DIRECTIONS FOR THIS TASK: Each line in the records that mentions the word "screenshot" needs to be listed.

THE DATA:
· · ·

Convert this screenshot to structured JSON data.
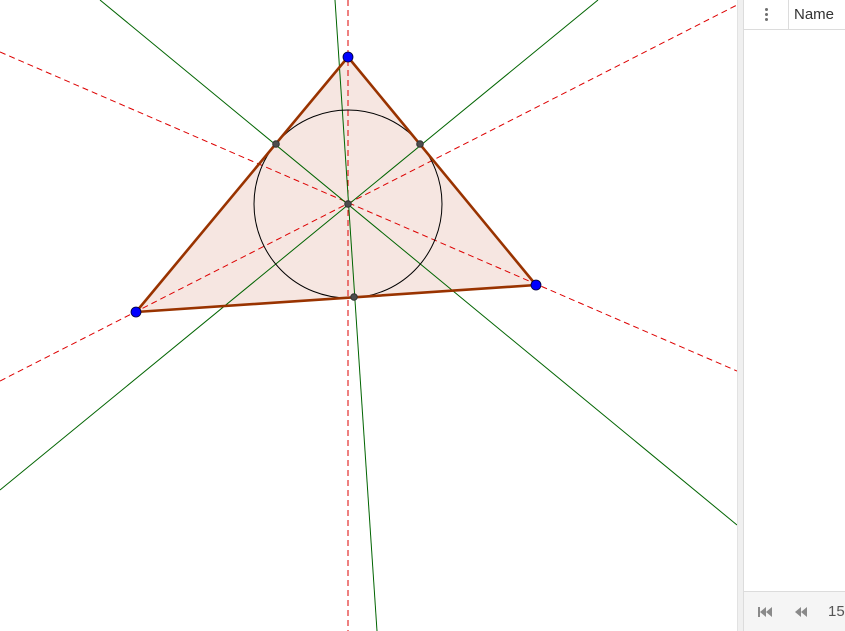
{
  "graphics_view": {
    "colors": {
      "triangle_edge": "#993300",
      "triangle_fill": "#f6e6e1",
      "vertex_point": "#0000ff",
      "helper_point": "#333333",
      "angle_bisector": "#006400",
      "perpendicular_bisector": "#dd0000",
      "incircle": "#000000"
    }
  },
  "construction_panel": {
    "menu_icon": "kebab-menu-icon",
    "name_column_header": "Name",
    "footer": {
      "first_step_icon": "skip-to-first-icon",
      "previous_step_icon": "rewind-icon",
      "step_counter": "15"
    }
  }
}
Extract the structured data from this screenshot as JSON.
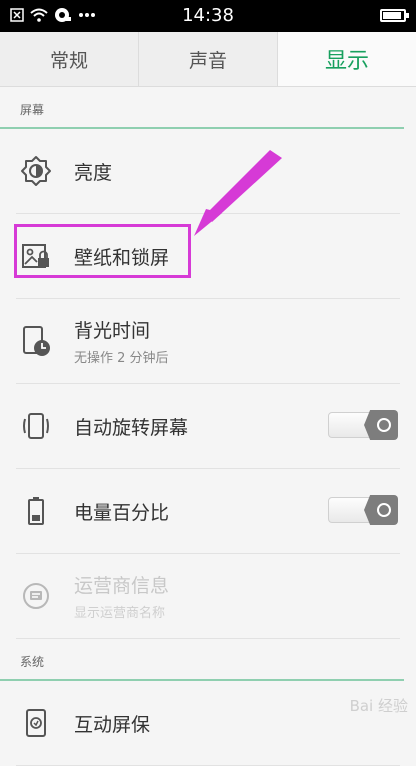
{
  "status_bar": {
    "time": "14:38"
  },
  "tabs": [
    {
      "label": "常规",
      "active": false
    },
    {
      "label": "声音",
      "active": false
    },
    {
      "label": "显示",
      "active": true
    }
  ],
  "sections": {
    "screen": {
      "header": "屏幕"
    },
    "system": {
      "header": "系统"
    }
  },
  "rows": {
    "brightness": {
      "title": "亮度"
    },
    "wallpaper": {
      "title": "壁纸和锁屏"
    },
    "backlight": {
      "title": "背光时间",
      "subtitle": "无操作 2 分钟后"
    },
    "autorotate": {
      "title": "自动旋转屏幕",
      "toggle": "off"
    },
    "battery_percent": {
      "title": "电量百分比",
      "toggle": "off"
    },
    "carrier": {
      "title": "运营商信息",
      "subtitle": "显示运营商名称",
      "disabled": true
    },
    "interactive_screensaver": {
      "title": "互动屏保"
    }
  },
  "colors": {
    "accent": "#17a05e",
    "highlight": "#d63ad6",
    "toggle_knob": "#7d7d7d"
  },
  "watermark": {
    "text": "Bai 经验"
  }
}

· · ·

ANSWER TO THE PROBLEM:
Convert this screenshot to structured JSON data.
Extract the structured data from this screenshot as JSON.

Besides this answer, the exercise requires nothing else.